Puzzling rocks trump quarry

By Alex, DeMarban
(The Artice Sounder) 7-08

A Northwest Alaska village with a rich archaeological history stopped a quarry project that would have brought much-needed jobs and money.

The reason? Mysterious rock arrangements some call the remains of an ancient culture.

NANA, a Native regional corporation, wanted to create the quarry on a hillside near Deering. The corporation owns the subsurface rights and wanted the rock partly for seawall projects around that village and Kivalina, said Abraham Snyder, director of lands.

But a show of hands at a community meeting in Deering on June 10, overwhelmingly opposed the project. NANA will comply with the community’s wishes and get the rock elsewhere, said Snyder.

The corporation had proposed extracting the rock halfway up the 700-foot hill that residents call Kugruk Mountain. The work wouldn’t have affected the rock arrangements atop the hill, he said. 


The rocks were the key reason people in the village of 150 voted against the project, residents said. Many said the hill may be culturally important and needs studying by an archaeologist.

No one is sure who did it, but someone spent a lot of time and trouble hauling dozens of rocks up the hill three miles east of Deering and arranging them in geometric patterns, said Gilbert Barr, a construction manager for the tribal council.

“There is something up there,” he said. “We don’t know what they are. We just know that someone carried rocks up there that aren’t normal to the lay of the land.”

Several rock cairns ring the windswept hilltop. One stack of rocks appears to have been a food storage area.

Near the top on a southwest flank, several large rocks form a circle on the ground.

Inside the circle are smaller rocks that appear to have once formed a crosshairs-like pattern, Barr said.

In a photo provided by Barr, the arrangement looks sort of like a broken peace sign.

Lighter-colored rocks came from the banks of the Kugruk River that runs past the base of the hill, he said. Other, darker rocks may have come from near the quarry site.

Few people visit the hilltop – there’s no water up there and no wildlife to hunt, Barr said. No one in the village has any memory of who created the formations, he said.

Some of the stuff isn’t ancient. A rusty angle iron pounded into the ground – could be part of an old bed frame – juts from a jumble of rocks in the center of the hilltop.

The U.S. Geological Survey left three brass survey markers dated 1943.

It’s possible the rocks have no cultural value but it’d be nice to know for sure, he said. “That’s why we’re asking for this to be looked at,” he said.

Barr, a former mayor in the Inupiat village of 150, is an archaeology buff and leading opponent of the quarry.

About 10 years ago, the village lost jobs when he led an effort to delay a key water and sewer project to allow an archaeological excavation. The dig yielded a 1,200-year-old grave, an unusual ivory mask and hundreds of other artifacts.

Residents in Deering are especially sensitive to their cultural heritage, said Glenn Sheehan, head of the Barrow Arctic Science Consortium.

To the untrained eye, some of the photos show nothing more than a pile of rocks, perhaps recently arranged in an effort to stop the quarry.

But Sheehan said the photos suggest the arrangements aren’t new.

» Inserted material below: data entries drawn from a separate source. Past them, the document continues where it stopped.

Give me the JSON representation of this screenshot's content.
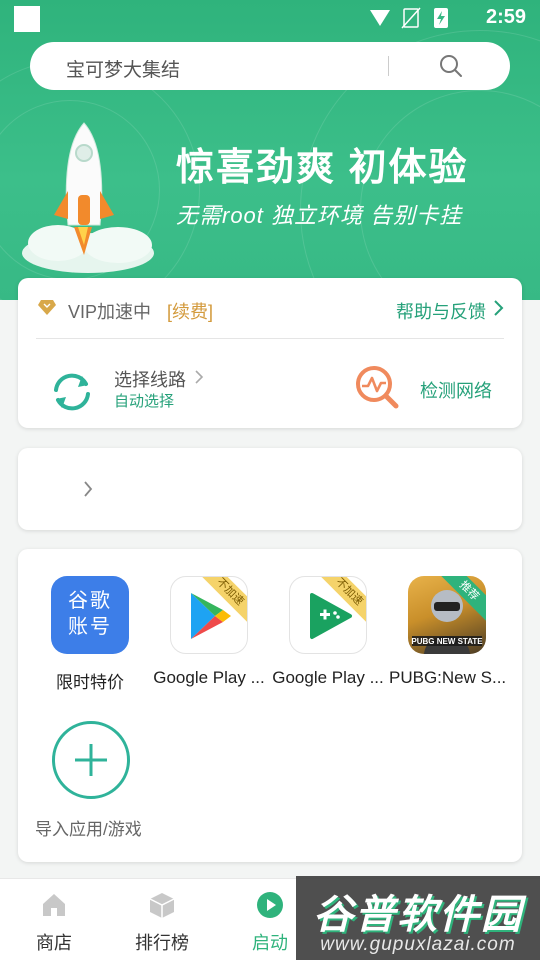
{
  "status_bar": {
    "time": "2:59"
  },
  "search": {
    "placeholder": "宝可梦大集结"
  },
  "banner": {
    "title": "惊喜劲爽 初体验",
    "subtitle": "无需root 独立环境 告别卡挂"
  },
  "vip": {
    "label": "VIP加速中",
    "renew": "[续费]",
    "help": "帮助与反馈"
  },
  "route": {
    "label": "选择线路",
    "value": "自动选择"
  },
  "network": {
    "label": "检测网络"
  },
  "apps": [
    {
      "name": "限时特价",
      "tile_text": [
        "谷歌",
        "账号"
      ],
      "badge": ""
    },
    {
      "name": "Google Play ...",
      "badge": "不加速"
    },
    {
      "name": "Google Play ...",
      "badge": "不加速"
    },
    {
      "name": "PUBG:New S...",
      "badge": "推荐"
    }
  ],
  "import_label": "导入应用/游戏",
  "tabs": [
    {
      "label": "商店",
      "icon": "home-icon"
    },
    {
      "label": "排行榜",
      "icon": "cube-icon"
    },
    {
      "label": "启动",
      "icon": "play-icon"
    },
    {
      "label": "",
      "icon": ""
    },
    {
      "label": "",
      "icon": ""
    }
  ],
  "watermark": {
    "title": "谷普软件园",
    "url": "www.gupuxlazai.com"
  },
  "colors": {
    "primary": "#2fb37c",
    "accent": "#26a17a",
    "gold": "#d39a3c",
    "tile_blue": "#3d7ee8"
  }
}
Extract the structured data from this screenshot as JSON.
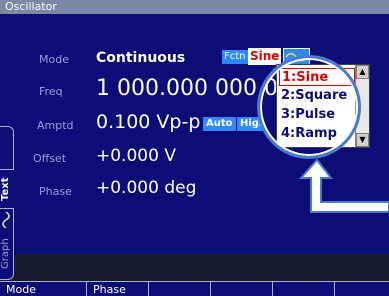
{
  "window": {
    "title": "Oscillator"
  },
  "params": {
    "mode": {
      "label": "Mode",
      "value": "Continuous"
    },
    "freq": {
      "label": "Freq",
      "value": "1 000.000 000 00"
    },
    "amptd": {
      "label": "Amptd",
      "value": "0.100 Vp-p"
    },
    "offset": {
      "label": "Offset",
      "value": "+0.000 V"
    },
    "phase": {
      "label": "Phase",
      "value": "+0.000 deg"
    }
  },
  "badges": {
    "fctn": "Fctn",
    "waveform": "Sine",
    "auto": "Auto",
    "high": "High"
  },
  "side_tabs": {
    "text": "Text",
    "graph": "Graph"
  },
  "dropdown": {
    "options": [
      "1:Sine",
      "2:Square",
      "3:Pulse",
      "4:Ramp"
    ],
    "selected_index": 0
  },
  "softkeys": [
    "Mode",
    "Phase",
    "",
    "",
    "",
    ""
  ],
  "colors": {
    "screen_bg": "#0d0d78",
    "title_bg": "#7a8aa6",
    "label": "#9aa0d8",
    "accent": "#2e88ff",
    "selected_option": "#e00000"
  }
}
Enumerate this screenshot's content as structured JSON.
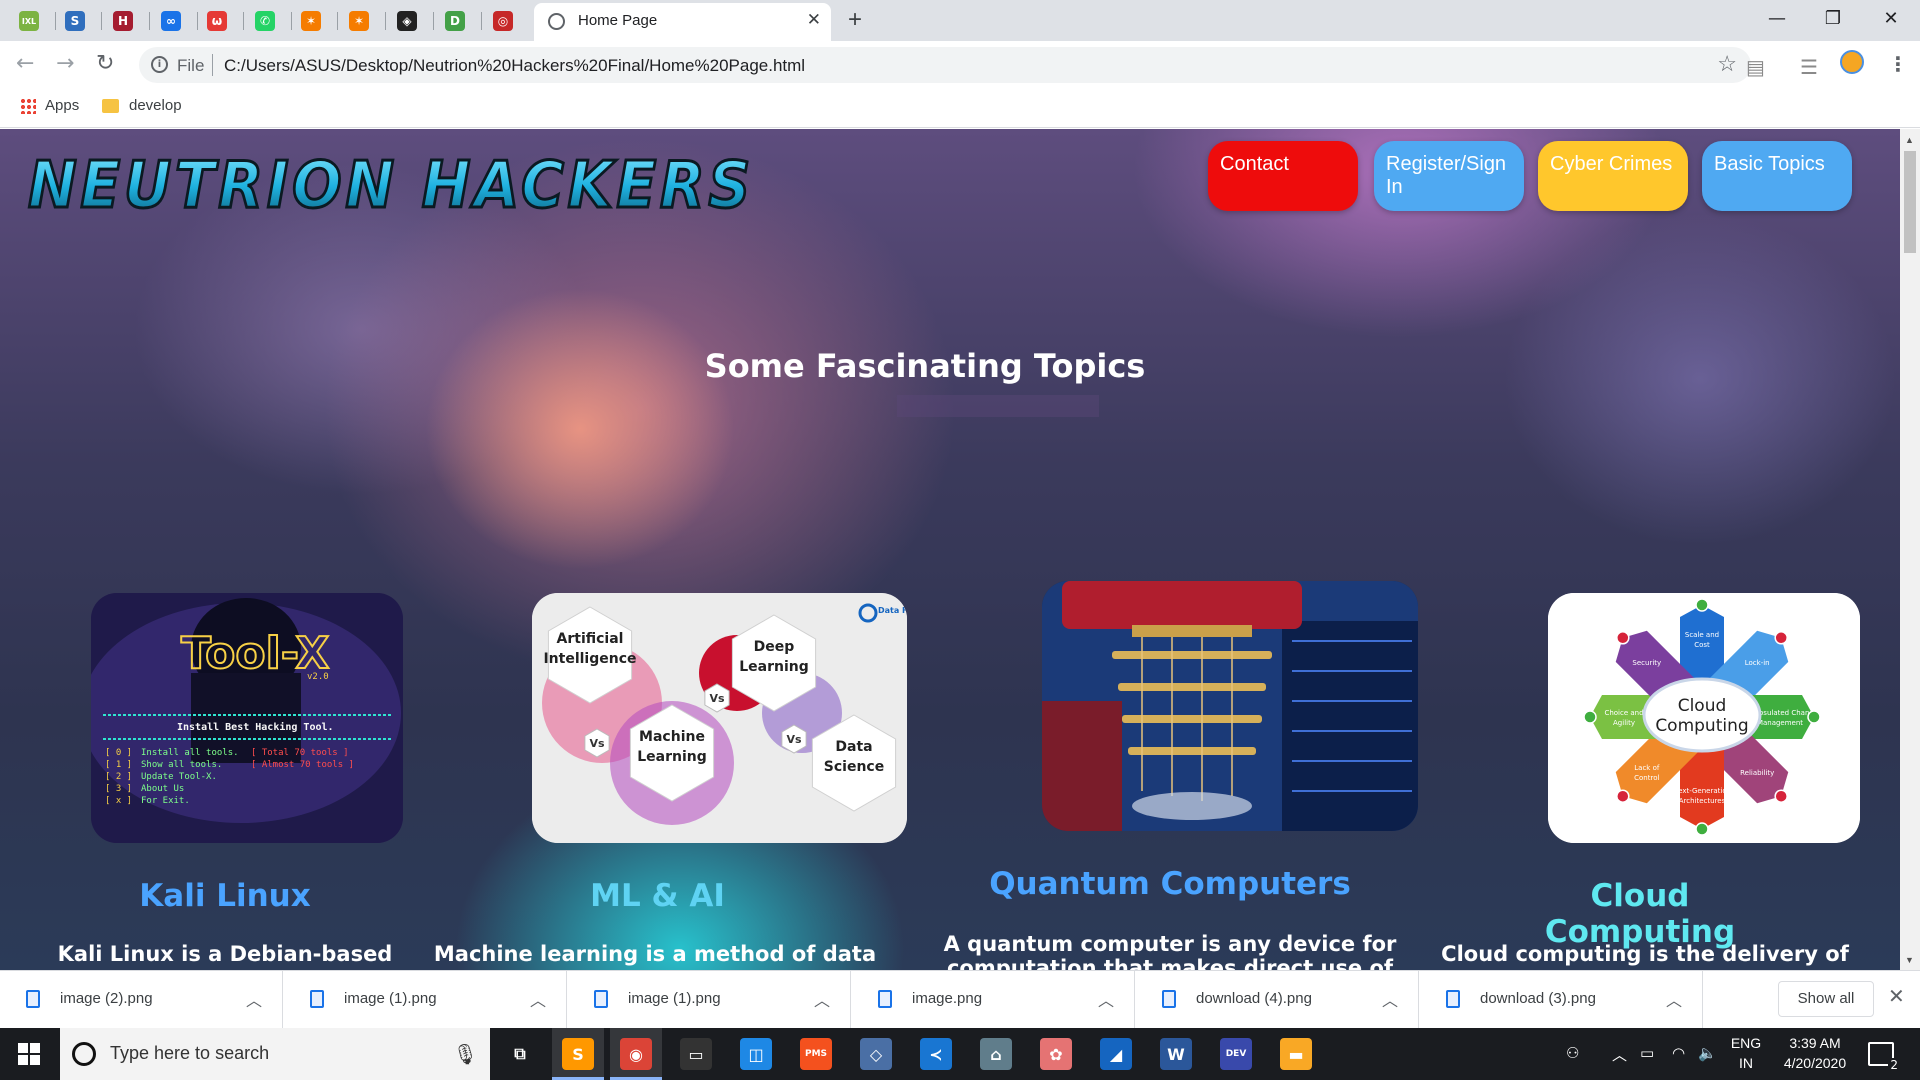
{
  "browser": {
    "pinned_tabs": [
      {
        "icon": "ixl-icon",
        "glyph": "IXL",
        "color": "#7cb342"
      },
      {
        "icon": "s-icon",
        "glyph": "S",
        "color": "#2f6ebd"
      },
      {
        "icon": "harvard-shield-icon",
        "glyph": "H",
        "color": "#a51c30"
      },
      {
        "icon": "infinity-icon",
        "glyph": "∞",
        "color": "#1a73e8"
      },
      {
        "icon": "flame-icon",
        "glyph": "ω",
        "color": "#e53935"
      },
      {
        "icon": "whatsapp-icon",
        "glyph": "✆",
        "color": "#25d366"
      },
      {
        "icon": "star-app-icon",
        "glyph": "✶",
        "color": "#f57c00"
      },
      {
        "icon": "star-app-icon-2",
        "glyph": "✶",
        "color": "#f57c00"
      },
      {
        "icon": "codepen-icon",
        "glyph": "◈",
        "color": "#222222"
      },
      {
        "icon": "d-app-icon",
        "glyph": "D",
        "color": "#43a047"
      },
      {
        "icon": "target-icon",
        "glyph": "◎",
        "color": "#c62828"
      }
    ],
    "active_tab": {
      "title": "Home Page"
    },
    "new_tab_label": "+",
    "window_controls": {
      "minimize": "—",
      "maximize": "❐",
      "close": "✕"
    },
    "address": {
      "scheme_label": "File",
      "url": "C:/Users/ASUS/Desktop/Neutrion%20Hackers%20Final/Home%20Page.html"
    },
    "bookmarks": [
      {
        "label": "Apps",
        "icon": "apps-grid-icon"
      },
      {
        "label": "develop",
        "icon": "folder-icon"
      }
    ]
  },
  "page": {
    "logo_text": "NEUTRION  HACKERS",
    "nav": [
      {
        "label": "Contact",
        "color": "#ee0c0c"
      },
      {
        "label": "Register/Sign In",
        "color": "#4fa9f2"
      },
      {
        "label": "Cyber Crimes",
        "color": "#ffc72c"
      },
      {
        "label": "Basic Topics",
        "color": "#4fa9f2"
      }
    ],
    "section_title": "Some Fascinating Topics",
    "topics": [
      {
        "title": "Kali Linux",
        "title_color": "#4aa3ff",
        "excerpt": "Kali Linux is a Debian-based",
        "image": {
          "banner": "Tool-X",
          "version": "v2.0",
          "subtitle": "Install Best Hacking Tool.",
          "menu": [
            {
              "key": "[ 0 ]",
              "text": "Install all tools.",
              "note": "[ Total 70 tools ]"
            },
            {
              "key": "[ 1 ]",
              "text": "Show all tools.",
              "note": "[ Almost 70 tools ]"
            },
            {
              "key": "[ 2 ]",
              "text": "Update Tool-X.",
              "note": ""
            },
            {
              "key": "[ 3 ]",
              "text": "About Us",
              "note": ""
            },
            {
              "key": "[ x ]",
              "text": "For Exit.",
              "note": ""
            }
          ]
        }
      },
      {
        "title": "ML & AI",
        "title_color": "#5fd3f3",
        "excerpt": "Machine learning is a method of data",
        "image": {
          "hexes": [
            "Artificial Intelligence",
            "Deep Learning",
            "Machine Learning",
            "Data Science"
          ],
          "vs_label": "Vs",
          "brand": "Data Flair"
        }
      },
      {
        "title": "Quantum Computers",
        "title_color": "#4aa3ff",
        "excerpt": "A quantum computer is any device for computation that makes direct use of",
        "image": {
          "description": "quantum-computer-photo"
        }
      },
      {
        "title": "Cloud Computing",
        "title_color": "#5fe8f0",
        "excerpt": "Cloud computing is the delivery of",
        "image": {
          "center": "Cloud Computing",
          "petals": [
            {
              "label": "Scale and Cost",
              "color": "#1f6fd1"
            },
            {
              "label": "Lock-in",
              "color": "#4a9ee8"
            },
            {
              "label": "Encapsulated Change Management",
              "color": "#3fae3f"
            },
            {
              "label": "Reliability",
              "color": "#a0447a"
            },
            {
              "label": "Next-Generation Architectures",
              "color": "#e23a1f"
            },
            {
              "label": "Lack of Control",
              "color": "#f08a2a"
            },
            {
              "label": "Choice and Agility",
              "color": "#7bc143"
            },
            {
              "label": "Security",
              "color": "#7b3f9e"
            }
          ]
        }
      }
    ]
  },
  "downloads": {
    "items": [
      {
        "name": "image (2).png"
      },
      {
        "name": "image (1).png"
      },
      {
        "name": "image (1).png"
      },
      {
        "name": "image.png"
      },
      {
        "name": "download (4).png"
      },
      {
        "name": "download (3).png"
      }
    ],
    "show_all_label": "Show all"
  },
  "taskbar": {
    "search_placeholder": "Type here to search",
    "apps": [
      {
        "icon": "task-view-icon",
        "glyph": "⧉",
        "color": "transparent"
      },
      {
        "icon": "sublime-text-icon",
        "glyph": "S",
        "color": "#ff9800"
      },
      {
        "icon": "chrome-icon",
        "glyph": "◉",
        "color": "#db4437"
      },
      {
        "icon": "terminal-icon",
        "glyph": "▭",
        "color": "#333333"
      },
      {
        "icon": "virtual-desktop-icon",
        "glyph": "◫",
        "color": "#1e88e5"
      },
      {
        "icon": "pms-icon",
        "glyph": "PMS",
        "color": "#f4511e"
      },
      {
        "icon": "virtualbox-icon",
        "glyph": "◇",
        "color": "#4a6fa5"
      },
      {
        "icon": "vscode-icon",
        "glyph": "≺",
        "color": "#1976d2"
      },
      {
        "icon": "network-icon",
        "glyph": "⌂",
        "color": "#607d8b"
      },
      {
        "icon": "paint-icon",
        "glyph": "✿",
        "color": "#e57373"
      },
      {
        "icon": "shark-icon",
        "glyph": "◢",
        "color": "#1565c0"
      },
      {
        "icon": "word-icon",
        "glyph": "W",
        "color": "#2b579a"
      },
      {
        "icon": "devc-icon",
        "glyph": "DEV",
        "color": "#3949ab"
      },
      {
        "icon": "file-explorer-icon",
        "glyph": "▬",
        "color": "#f9a825"
      }
    ],
    "tray": {
      "language_line1": "ENG",
      "language_line2": "IN",
      "time": "3:39 AM",
      "date": "4/20/2020",
      "notifications": "2"
    }
  }
}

In some of them, the rusty lichen that’s grown on the rocks faces the same direction – the wind-protected side. If they had been moved their recently, the lichen would face different directions.

“It was done a very long time ago,” Sheehan said.

Ruth Barr, Gilbert’s sister-in-law and the tribal government’s administrator, said she’s sorry to lose the quarry project. The pit would have provided jobs and royalty payments to the village.

She believes the area has cultural value, but the village and NANA could have worked out a deal to have the area studied and important discoveries protected, she told residents at the meeting in the tribal hall.

“Everyone complains we have no work,” she said. “I said this money could have helped us in the long run.”